Social Cost-Benefit Analysis of Delhi Metro
The growing demand for public transport in mega cities has serious effects on urban ecosystems, especially due to the increased atmospheric pollution and changes in land use patterns. An ecologically sustainable urban transport system could be obtained by an appropriate mix of alternative modes of transport resulting in the use of environmentally friendly fuels and land use patterns. The introduction of CNG in certain vehicles and switching of some portion of the transport demand to the metro rail have resulted in a significant reduction of atmospheric pollution in Delhi. The Delhi Metro provides multiple benefits: reduction in air pollution, time saving to passengers, reduction in accidents, reduction in traffic congestion and fuel savings. There are incremental benefits and costs to a number of economic agents: government, private transporters, passengers, general public and unskilled labour. The social cost-benefit analysis of Delhi Metro done in this paper tries to measure all these benefits and costs from Phase I and Phase II projects covering a total distance of 108 kms in Delhi. Estimates of the social benefits and costs of the project are obtained using the recently estimated shadow prices of investment, foreign exchange and unskilled labour as well as the social time preference rate for the Indian economy for a study commissioned by the Planning Commission, Government of India and done at the Institute of Economic Growth. The financial internal rate of return on investments in the Metro is estimated as 17 percent while the economic rate of return is 24 percent. Accounting for benefits from the reduction of urban air pollution due to the Metro has increased the economic rate of return by 1.4 percent.
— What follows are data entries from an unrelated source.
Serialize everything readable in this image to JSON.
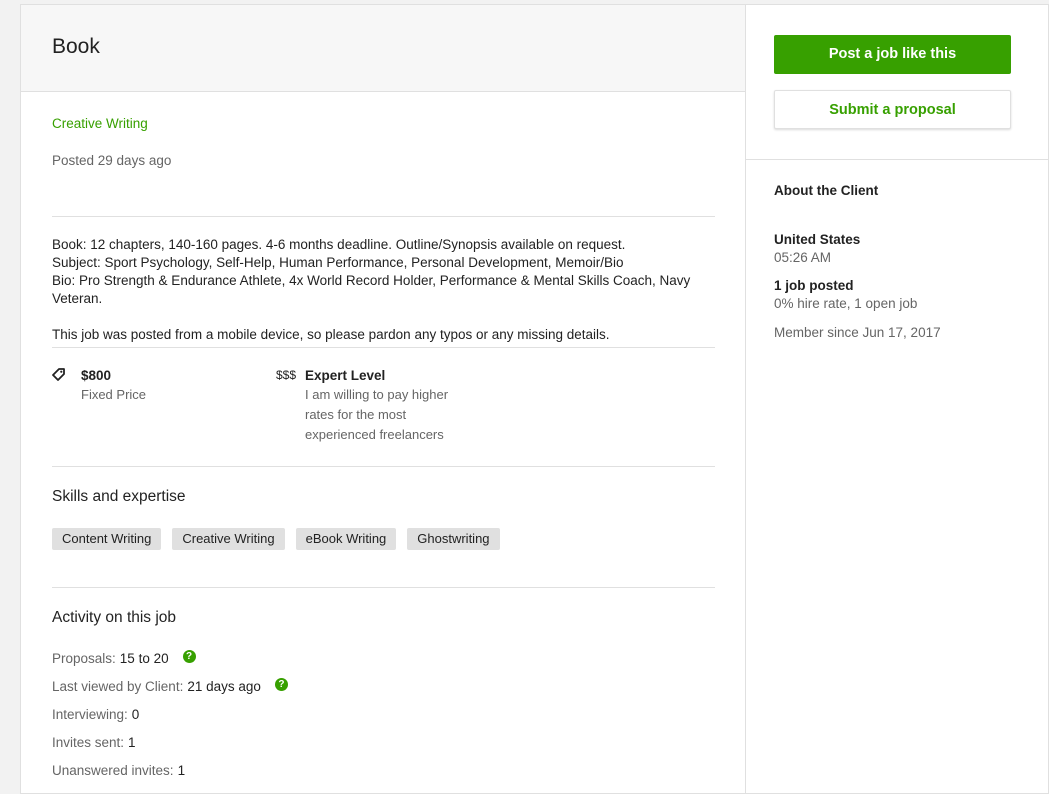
{
  "job": {
    "title": "Book",
    "category": "Creative Writing",
    "posted": "Posted 29 days ago",
    "description": [
      "Book: 12 chapters, 140-160 pages. 4-6 months deadline. Outline/Synopsis available on request.",
      "Subject: Sport Psychology, Self-Help, Human Performance, Personal Development, Memoir/Bio",
      "Bio: Pro Strength & Endurance Athlete, 4x World Record Holder, Performance & Mental Skills Coach, Navy Veteran."
    ],
    "mobile_note": "This job was posted from a mobile device, so please pardon any typos or any missing details."
  },
  "price": {
    "icon": "tag-icon",
    "amount": "$800",
    "type": "Fixed Price"
  },
  "level": {
    "icon_text": "$$$",
    "title": "Expert Level",
    "desc_lines": [
      "I am willing to pay higher",
      "rates for the most",
      "experienced freelancers"
    ]
  },
  "skills": {
    "heading": "Skills and expertise",
    "items": [
      "Content Writing",
      "Creative Writing",
      "eBook Writing",
      "Ghostwriting"
    ]
  },
  "activity": {
    "heading": "Activity on this job",
    "rows": [
      {
        "label": "Proposals:",
        "value": "15 to 20",
        "help": true
      },
      {
        "label": "Last viewed by Client:",
        "value": "21 days ago",
        "help": true
      },
      {
        "label": "Interviewing:",
        "value": "0",
        "help": false
      },
      {
        "label": "Invites sent:",
        "value": "1",
        "help": false
      },
      {
        "label": "Unanswered invites:",
        "value": "1",
        "help": false
      }
    ]
  },
  "sidebar": {
    "post_button": "Post a job like this",
    "submit_button": "Submit a proposal",
    "about_heading": "About the Client",
    "country": "United States",
    "time": "05:26 AM",
    "jobs_posted": "1 job posted",
    "hire_rate": "0% hire rate, 1 open job",
    "member_since": "Member since Jun 17, 2017"
  },
  "colors": {
    "accent": "#37a000",
    "muted": "#656565",
    "border": "#e0e0e0"
  }
}
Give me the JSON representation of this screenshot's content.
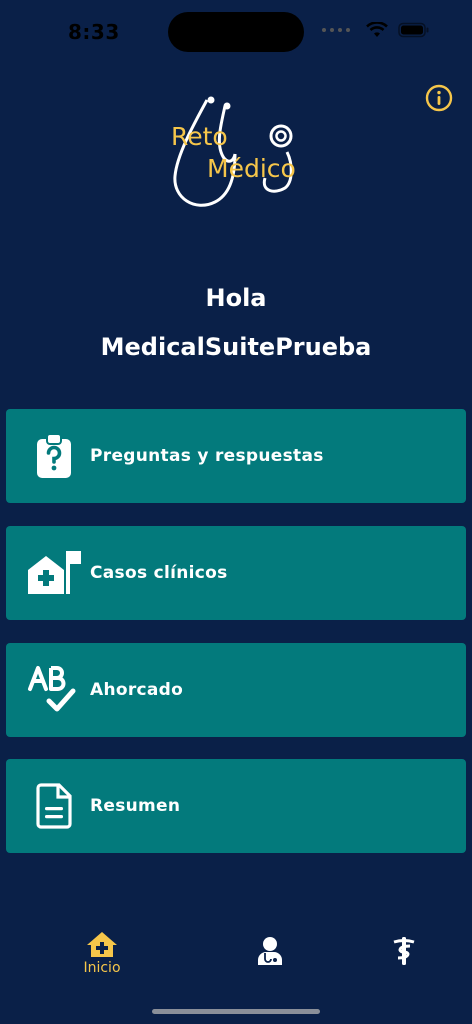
{
  "status": {
    "time": "8:33"
  },
  "logo": {
    "line1": "Reto",
    "line2": "Médico"
  },
  "greeting": {
    "hello": "Hola",
    "username": "MedicalSuitePrueba"
  },
  "menu": [
    {
      "label": "Preguntas y respuestas",
      "icon": "clipboard-question-icon"
    },
    {
      "label": "Casos clínicos",
      "icon": "hospital-icon"
    },
    {
      "label": "Ahorcado",
      "icon": "spell-check-icon"
    },
    {
      "label": "Resumen",
      "icon": "document-icon"
    }
  ],
  "tabs": [
    {
      "label": "Inicio",
      "icon": "home-medical-icon",
      "active": true
    },
    {
      "label": "",
      "icon": "doctor-icon",
      "active": false
    },
    {
      "label": "",
      "icon": "caduceus-icon",
      "active": false
    }
  ],
  "colors": {
    "background": "#0a2048",
    "card": "#037a7c",
    "accent": "#f6c64a"
  }
}
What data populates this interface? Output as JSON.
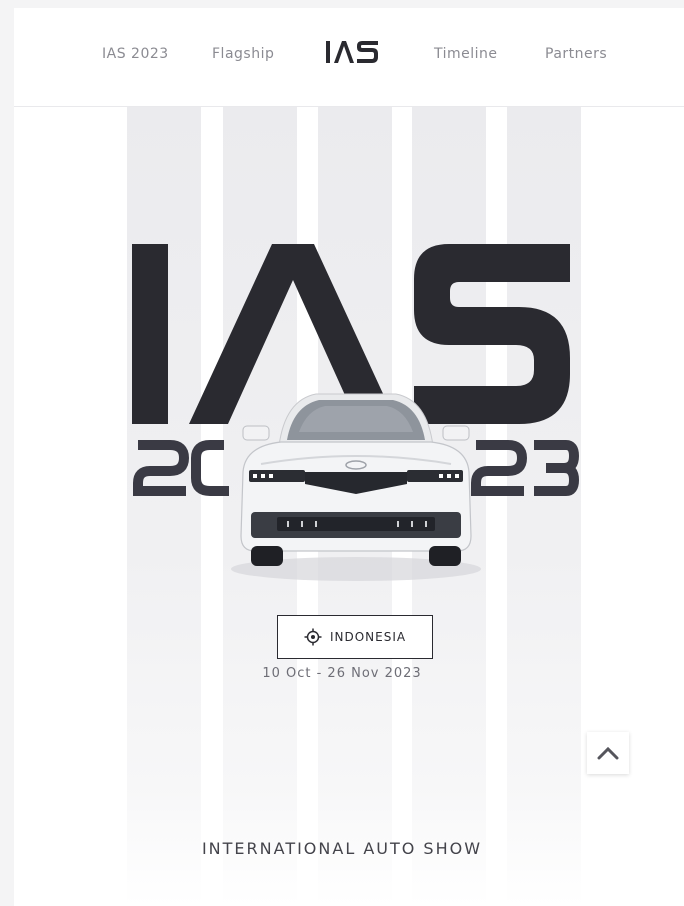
{
  "nav": {
    "items": [
      {
        "label": "IAS 2023"
      },
      {
        "label": "Flagship"
      },
      {
        "label": "Timeline"
      },
      {
        "label": "Partners"
      }
    ],
    "logo": "IAS"
  },
  "hero": {
    "title_top": "IAS",
    "title_year": "2023",
    "location": "INDONESIA",
    "date": "10 Oct - 26 Nov 2023",
    "tagline": "INTERNATIONAL AUTO SHOW"
  },
  "colors": {
    "brand_dark": "#2a2a30",
    "muted_text": "#8b8b92",
    "stripe": "#ebebee"
  },
  "icons": {
    "location": "crosshair-icon",
    "scroll_top": "chevron-up-icon"
  }
}
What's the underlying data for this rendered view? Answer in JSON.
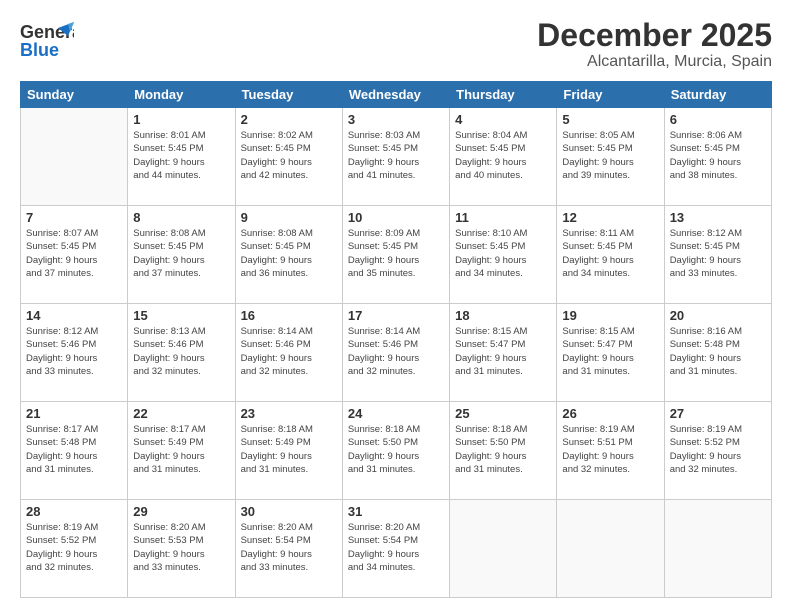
{
  "header": {
    "logo_line1": "General",
    "logo_line2": "Blue",
    "month": "December 2025",
    "location": "Alcantarilla, Murcia, Spain"
  },
  "days_of_week": [
    "Sunday",
    "Monday",
    "Tuesday",
    "Wednesday",
    "Thursday",
    "Friday",
    "Saturday"
  ],
  "weeks": [
    [
      {
        "day": "",
        "info": ""
      },
      {
        "day": "1",
        "info": "Sunrise: 8:01 AM\nSunset: 5:45 PM\nDaylight: 9 hours\nand 44 minutes."
      },
      {
        "day": "2",
        "info": "Sunrise: 8:02 AM\nSunset: 5:45 PM\nDaylight: 9 hours\nand 42 minutes."
      },
      {
        "day": "3",
        "info": "Sunrise: 8:03 AM\nSunset: 5:45 PM\nDaylight: 9 hours\nand 41 minutes."
      },
      {
        "day": "4",
        "info": "Sunrise: 8:04 AM\nSunset: 5:45 PM\nDaylight: 9 hours\nand 40 minutes."
      },
      {
        "day": "5",
        "info": "Sunrise: 8:05 AM\nSunset: 5:45 PM\nDaylight: 9 hours\nand 39 minutes."
      },
      {
        "day": "6",
        "info": "Sunrise: 8:06 AM\nSunset: 5:45 PM\nDaylight: 9 hours\nand 38 minutes."
      }
    ],
    [
      {
        "day": "7",
        "info": "Sunrise: 8:07 AM\nSunset: 5:45 PM\nDaylight: 9 hours\nand 37 minutes."
      },
      {
        "day": "8",
        "info": "Sunrise: 8:08 AM\nSunset: 5:45 PM\nDaylight: 9 hours\nand 37 minutes."
      },
      {
        "day": "9",
        "info": "Sunrise: 8:08 AM\nSunset: 5:45 PM\nDaylight: 9 hours\nand 36 minutes."
      },
      {
        "day": "10",
        "info": "Sunrise: 8:09 AM\nSunset: 5:45 PM\nDaylight: 9 hours\nand 35 minutes."
      },
      {
        "day": "11",
        "info": "Sunrise: 8:10 AM\nSunset: 5:45 PM\nDaylight: 9 hours\nand 34 minutes."
      },
      {
        "day": "12",
        "info": "Sunrise: 8:11 AM\nSunset: 5:45 PM\nDaylight: 9 hours\nand 34 minutes."
      },
      {
        "day": "13",
        "info": "Sunrise: 8:12 AM\nSunset: 5:45 PM\nDaylight: 9 hours\nand 33 minutes."
      }
    ],
    [
      {
        "day": "14",
        "info": "Sunrise: 8:12 AM\nSunset: 5:46 PM\nDaylight: 9 hours\nand 33 minutes."
      },
      {
        "day": "15",
        "info": "Sunrise: 8:13 AM\nSunset: 5:46 PM\nDaylight: 9 hours\nand 32 minutes."
      },
      {
        "day": "16",
        "info": "Sunrise: 8:14 AM\nSunset: 5:46 PM\nDaylight: 9 hours\nand 32 minutes."
      },
      {
        "day": "17",
        "info": "Sunrise: 8:14 AM\nSunset: 5:46 PM\nDaylight: 9 hours\nand 32 minutes."
      },
      {
        "day": "18",
        "info": "Sunrise: 8:15 AM\nSunset: 5:47 PM\nDaylight: 9 hours\nand 31 minutes."
      },
      {
        "day": "19",
        "info": "Sunrise: 8:15 AM\nSunset: 5:47 PM\nDaylight: 9 hours\nand 31 minutes."
      },
      {
        "day": "20",
        "info": "Sunrise: 8:16 AM\nSunset: 5:48 PM\nDaylight: 9 hours\nand 31 minutes."
      }
    ],
    [
      {
        "day": "21",
        "info": "Sunrise: 8:17 AM\nSunset: 5:48 PM\nDaylight: 9 hours\nand 31 minutes."
      },
      {
        "day": "22",
        "info": "Sunrise: 8:17 AM\nSunset: 5:49 PM\nDaylight: 9 hours\nand 31 minutes."
      },
      {
        "day": "23",
        "info": "Sunrise: 8:18 AM\nSunset: 5:49 PM\nDaylight: 9 hours\nand 31 minutes."
      },
      {
        "day": "24",
        "info": "Sunrise: 8:18 AM\nSunset: 5:50 PM\nDaylight: 9 hours\nand 31 minutes."
      },
      {
        "day": "25",
        "info": "Sunrise: 8:18 AM\nSunset: 5:50 PM\nDaylight: 9 hours\nand 31 minutes."
      },
      {
        "day": "26",
        "info": "Sunrise: 8:19 AM\nSunset: 5:51 PM\nDaylight: 9 hours\nand 32 minutes."
      },
      {
        "day": "27",
        "info": "Sunrise: 8:19 AM\nSunset: 5:52 PM\nDaylight: 9 hours\nand 32 minutes."
      }
    ],
    [
      {
        "day": "28",
        "info": "Sunrise: 8:19 AM\nSunset: 5:52 PM\nDaylight: 9 hours\nand 32 minutes."
      },
      {
        "day": "29",
        "info": "Sunrise: 8:20 AM\nSunset: 5:53 PM\nDaylight: 9 hours\nand 33 minutes."
      },
      {
        "day": "30",
        "info": "Sunrise: 8:20 AM\nSunset: 5:54 PM\nDaylight: 9 hours\nand 33 minutes."
      },
      {
        "day": "31",
        "info": "Sunrise: 8:20 AM\nSunset: 5:54 PM\nDaylight: 9 hours\nand 34 minutes."
      },
      {
        "day": "",
        "info": ""
      },
      {
        "day": "",
        "info": ""
      },
      {
        "day": "",
        "info": ""
      }
    ]
  ]
}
|Date of creation:||Oct 2006|
|Date of revision:|
|Contact details of provider:|| Postal: |
Web page: http://mpra.ub.uni-muenchen.de
More information through EDIRC
Please report citation or reference errors to , or , if you are the registered author of the cited work, log in to your RePEc Author Service profile, click on "citations" and make appropriate adjustments.:
- Ahmad, Ehtisham & Stern, Nicholas, 1984. "The theory of reform and indian indirect taxes," Journal of Public Economics, Elsevier, vol. 25(3), pages 259-298, December.
- Chatterjee, Sushmita & Dhavala, Kishore & M N, Murty, 2005. "Estimating Cost of Air Pollution Abatement for Road Transport in India: Case Studies of Andhra Pradesh and Himachal Pradesh," MPRA Paper 1691, University Library of Munich, Germany.
- M N, Murty & Kumar, Surender & Dhavala, Kishore, 2006.
"Measuring Environmental Efficiency of Industry: A Case Study of Thermal Power Generation in India,"
1693, University Library of Munich, Germany.
- M. Murty & Surender Kumar & Kishore Dhavala, 2007. "Measuring environmental efficiency of industry: a case study of thermal power generation in India," Environmental & Resource Economics, European Association of Environmental and Resource Economists, vol. 38(1), pages 31-50, September.
- Murty, M N & Ray, Ranjan, 1989. " A Computational Procedure for Calculating Optimal Commodity Taxes with Illustrative Evidence from Indian Budget Data," Scandinavian Journal of Economics, Wiley Blackwell, vol. 91(4), pages 655-70.
When requesting a correction, please mention this item's handle: RePEc:pra:mprapa:1658. See general information about how to correct material in RePEc.
For technical questions regarding this item, or to correct its authors, title, abstract, bibliographic or download information, contact: (Ekkehart Schlicht)
If references are entirely missing, you can add them using this form.